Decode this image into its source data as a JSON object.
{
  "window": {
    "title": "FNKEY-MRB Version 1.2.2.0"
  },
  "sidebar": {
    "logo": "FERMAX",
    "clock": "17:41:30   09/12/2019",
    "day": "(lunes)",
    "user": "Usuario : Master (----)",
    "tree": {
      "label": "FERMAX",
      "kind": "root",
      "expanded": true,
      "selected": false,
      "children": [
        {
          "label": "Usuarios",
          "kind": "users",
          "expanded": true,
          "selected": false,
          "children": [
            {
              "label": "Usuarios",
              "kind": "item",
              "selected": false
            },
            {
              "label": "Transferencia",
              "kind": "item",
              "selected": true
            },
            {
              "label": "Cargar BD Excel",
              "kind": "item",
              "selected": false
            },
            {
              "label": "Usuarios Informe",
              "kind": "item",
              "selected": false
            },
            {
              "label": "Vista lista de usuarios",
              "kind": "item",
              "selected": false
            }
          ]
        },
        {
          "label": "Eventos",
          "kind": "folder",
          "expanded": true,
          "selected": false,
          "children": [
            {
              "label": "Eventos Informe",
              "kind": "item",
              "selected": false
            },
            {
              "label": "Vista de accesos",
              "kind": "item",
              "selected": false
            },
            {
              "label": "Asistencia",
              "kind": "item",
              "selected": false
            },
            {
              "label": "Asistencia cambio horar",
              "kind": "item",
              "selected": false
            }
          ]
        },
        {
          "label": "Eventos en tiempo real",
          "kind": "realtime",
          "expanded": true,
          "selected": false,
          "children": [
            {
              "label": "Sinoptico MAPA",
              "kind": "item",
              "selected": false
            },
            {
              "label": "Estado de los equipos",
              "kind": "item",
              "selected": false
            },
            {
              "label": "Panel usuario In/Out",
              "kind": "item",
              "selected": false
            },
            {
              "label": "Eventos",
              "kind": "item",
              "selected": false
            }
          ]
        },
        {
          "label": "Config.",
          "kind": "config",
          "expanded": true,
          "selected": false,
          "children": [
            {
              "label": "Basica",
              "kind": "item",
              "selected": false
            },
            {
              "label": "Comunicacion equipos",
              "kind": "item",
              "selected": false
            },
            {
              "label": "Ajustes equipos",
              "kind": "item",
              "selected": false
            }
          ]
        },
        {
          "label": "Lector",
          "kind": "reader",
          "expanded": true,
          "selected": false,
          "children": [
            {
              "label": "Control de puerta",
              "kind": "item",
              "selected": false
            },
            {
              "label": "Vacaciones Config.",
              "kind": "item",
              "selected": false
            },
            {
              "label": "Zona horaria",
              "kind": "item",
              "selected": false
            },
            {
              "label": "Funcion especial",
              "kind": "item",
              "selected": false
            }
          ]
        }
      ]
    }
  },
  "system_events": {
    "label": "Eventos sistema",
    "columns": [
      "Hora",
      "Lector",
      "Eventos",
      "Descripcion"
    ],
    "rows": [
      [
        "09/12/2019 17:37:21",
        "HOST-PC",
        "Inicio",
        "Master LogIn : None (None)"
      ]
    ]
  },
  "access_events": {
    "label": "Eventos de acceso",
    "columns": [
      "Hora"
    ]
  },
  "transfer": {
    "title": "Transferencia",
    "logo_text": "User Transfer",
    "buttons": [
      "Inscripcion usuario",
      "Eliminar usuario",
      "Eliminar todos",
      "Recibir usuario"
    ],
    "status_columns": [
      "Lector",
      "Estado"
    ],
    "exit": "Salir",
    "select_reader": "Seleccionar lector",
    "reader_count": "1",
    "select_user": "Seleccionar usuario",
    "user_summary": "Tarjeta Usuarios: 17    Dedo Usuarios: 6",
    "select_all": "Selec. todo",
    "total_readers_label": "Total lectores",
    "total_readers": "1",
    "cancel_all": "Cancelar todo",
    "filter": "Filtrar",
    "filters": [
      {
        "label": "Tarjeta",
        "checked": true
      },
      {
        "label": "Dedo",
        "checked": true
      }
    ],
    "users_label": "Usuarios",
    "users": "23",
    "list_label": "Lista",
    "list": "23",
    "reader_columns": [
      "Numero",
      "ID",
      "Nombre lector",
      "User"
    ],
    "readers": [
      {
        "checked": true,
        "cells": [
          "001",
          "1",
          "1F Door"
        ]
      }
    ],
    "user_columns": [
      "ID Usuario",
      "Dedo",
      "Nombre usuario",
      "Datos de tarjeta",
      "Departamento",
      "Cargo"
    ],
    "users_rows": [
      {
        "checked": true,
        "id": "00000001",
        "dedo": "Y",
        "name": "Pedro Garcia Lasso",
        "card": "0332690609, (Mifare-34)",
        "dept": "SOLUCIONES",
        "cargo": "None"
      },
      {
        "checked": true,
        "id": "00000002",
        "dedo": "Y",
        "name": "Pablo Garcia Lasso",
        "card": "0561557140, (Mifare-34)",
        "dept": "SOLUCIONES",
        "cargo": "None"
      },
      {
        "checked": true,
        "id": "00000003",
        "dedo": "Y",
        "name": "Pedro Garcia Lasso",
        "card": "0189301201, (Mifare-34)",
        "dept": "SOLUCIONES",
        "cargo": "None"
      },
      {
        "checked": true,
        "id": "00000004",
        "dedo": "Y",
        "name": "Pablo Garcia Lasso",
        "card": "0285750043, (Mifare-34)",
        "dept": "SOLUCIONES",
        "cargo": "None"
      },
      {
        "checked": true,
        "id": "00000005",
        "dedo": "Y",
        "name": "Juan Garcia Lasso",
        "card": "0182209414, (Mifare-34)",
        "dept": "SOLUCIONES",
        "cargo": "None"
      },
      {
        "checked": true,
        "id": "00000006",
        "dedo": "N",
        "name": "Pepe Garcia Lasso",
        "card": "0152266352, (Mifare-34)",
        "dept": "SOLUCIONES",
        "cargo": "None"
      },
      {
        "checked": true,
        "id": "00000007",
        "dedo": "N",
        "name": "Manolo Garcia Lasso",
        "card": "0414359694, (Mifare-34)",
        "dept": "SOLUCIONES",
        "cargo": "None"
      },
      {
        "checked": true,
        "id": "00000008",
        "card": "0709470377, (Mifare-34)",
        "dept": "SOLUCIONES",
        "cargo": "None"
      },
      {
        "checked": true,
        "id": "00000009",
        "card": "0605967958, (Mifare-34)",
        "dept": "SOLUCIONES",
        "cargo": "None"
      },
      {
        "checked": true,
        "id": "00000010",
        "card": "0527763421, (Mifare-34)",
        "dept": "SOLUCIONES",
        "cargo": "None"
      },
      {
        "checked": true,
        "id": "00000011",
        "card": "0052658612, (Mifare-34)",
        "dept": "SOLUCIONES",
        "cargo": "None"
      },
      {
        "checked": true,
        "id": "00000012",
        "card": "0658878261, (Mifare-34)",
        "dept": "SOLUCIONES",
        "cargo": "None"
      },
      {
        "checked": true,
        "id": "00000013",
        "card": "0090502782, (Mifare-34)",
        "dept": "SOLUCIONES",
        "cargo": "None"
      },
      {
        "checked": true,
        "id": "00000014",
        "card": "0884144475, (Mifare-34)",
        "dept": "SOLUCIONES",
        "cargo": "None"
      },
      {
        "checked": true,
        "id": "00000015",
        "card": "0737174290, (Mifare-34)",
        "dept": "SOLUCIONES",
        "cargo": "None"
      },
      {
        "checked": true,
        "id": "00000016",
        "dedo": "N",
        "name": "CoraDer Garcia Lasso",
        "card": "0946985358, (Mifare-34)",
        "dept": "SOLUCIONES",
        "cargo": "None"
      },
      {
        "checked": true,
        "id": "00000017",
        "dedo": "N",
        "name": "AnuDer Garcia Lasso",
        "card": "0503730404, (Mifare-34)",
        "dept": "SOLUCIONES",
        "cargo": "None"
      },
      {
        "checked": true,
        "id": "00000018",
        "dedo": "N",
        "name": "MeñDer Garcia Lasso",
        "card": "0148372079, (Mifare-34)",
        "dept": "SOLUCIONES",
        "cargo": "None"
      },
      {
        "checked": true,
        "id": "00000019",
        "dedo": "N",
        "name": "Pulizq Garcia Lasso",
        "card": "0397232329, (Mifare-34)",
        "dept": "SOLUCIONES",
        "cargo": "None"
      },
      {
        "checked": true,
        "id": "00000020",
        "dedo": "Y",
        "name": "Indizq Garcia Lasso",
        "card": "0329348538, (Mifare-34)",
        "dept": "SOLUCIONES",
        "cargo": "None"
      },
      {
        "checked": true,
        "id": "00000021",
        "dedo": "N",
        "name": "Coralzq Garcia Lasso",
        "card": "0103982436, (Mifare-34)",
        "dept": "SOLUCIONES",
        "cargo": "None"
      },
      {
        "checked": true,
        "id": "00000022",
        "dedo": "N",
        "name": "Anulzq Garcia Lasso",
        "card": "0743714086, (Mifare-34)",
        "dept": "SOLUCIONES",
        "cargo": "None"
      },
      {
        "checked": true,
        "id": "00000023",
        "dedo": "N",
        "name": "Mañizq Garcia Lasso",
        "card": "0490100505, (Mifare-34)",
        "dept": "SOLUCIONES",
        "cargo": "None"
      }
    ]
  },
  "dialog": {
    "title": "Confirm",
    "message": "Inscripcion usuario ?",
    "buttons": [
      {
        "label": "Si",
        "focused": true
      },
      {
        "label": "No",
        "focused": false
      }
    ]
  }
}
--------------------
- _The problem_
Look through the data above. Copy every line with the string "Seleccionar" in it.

- _Task result_
    "select_reader": "Seleccionar lector",
    "select_user": "Seleccionar usuario",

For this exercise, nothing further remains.